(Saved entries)
++++++

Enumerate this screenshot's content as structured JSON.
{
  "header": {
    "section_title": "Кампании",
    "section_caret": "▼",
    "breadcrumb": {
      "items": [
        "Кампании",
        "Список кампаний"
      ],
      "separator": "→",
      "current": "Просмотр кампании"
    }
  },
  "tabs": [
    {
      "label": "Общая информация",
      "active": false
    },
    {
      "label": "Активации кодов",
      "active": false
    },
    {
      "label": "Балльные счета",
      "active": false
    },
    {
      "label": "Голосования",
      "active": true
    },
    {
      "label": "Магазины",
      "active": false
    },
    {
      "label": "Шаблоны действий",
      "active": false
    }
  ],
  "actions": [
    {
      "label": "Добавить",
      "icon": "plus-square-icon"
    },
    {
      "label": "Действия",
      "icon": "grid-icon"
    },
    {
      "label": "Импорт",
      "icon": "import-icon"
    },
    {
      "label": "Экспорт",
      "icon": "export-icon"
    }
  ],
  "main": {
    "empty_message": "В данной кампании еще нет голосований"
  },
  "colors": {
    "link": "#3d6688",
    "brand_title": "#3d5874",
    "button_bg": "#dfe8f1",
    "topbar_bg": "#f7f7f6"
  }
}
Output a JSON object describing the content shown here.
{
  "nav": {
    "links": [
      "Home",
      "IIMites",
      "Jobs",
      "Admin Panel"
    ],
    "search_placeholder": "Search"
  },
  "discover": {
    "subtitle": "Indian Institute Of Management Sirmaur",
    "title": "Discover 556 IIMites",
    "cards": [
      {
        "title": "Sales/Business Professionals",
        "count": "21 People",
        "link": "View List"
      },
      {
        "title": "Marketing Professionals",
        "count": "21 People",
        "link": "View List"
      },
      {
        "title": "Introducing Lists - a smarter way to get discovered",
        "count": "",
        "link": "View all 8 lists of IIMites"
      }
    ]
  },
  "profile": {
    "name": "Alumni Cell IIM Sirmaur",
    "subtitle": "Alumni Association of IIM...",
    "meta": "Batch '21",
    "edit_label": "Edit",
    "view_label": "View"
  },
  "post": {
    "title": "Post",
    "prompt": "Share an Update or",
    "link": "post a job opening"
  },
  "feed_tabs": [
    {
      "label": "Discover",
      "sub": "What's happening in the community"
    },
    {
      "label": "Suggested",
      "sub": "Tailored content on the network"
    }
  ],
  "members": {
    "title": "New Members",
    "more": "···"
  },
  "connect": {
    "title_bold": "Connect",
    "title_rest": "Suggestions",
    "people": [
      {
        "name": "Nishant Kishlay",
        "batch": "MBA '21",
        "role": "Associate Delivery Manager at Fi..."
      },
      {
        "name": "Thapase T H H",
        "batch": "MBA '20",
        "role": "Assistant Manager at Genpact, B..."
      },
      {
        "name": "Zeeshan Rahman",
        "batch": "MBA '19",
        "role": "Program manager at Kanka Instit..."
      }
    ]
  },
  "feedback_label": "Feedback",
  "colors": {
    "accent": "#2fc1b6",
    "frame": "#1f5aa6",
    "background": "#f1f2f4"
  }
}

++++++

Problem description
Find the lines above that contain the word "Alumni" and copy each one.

Task solution
    "name": "Alumni Cell IIM Sirmaur",
    "subtitle": "Alumni Association of IIM...",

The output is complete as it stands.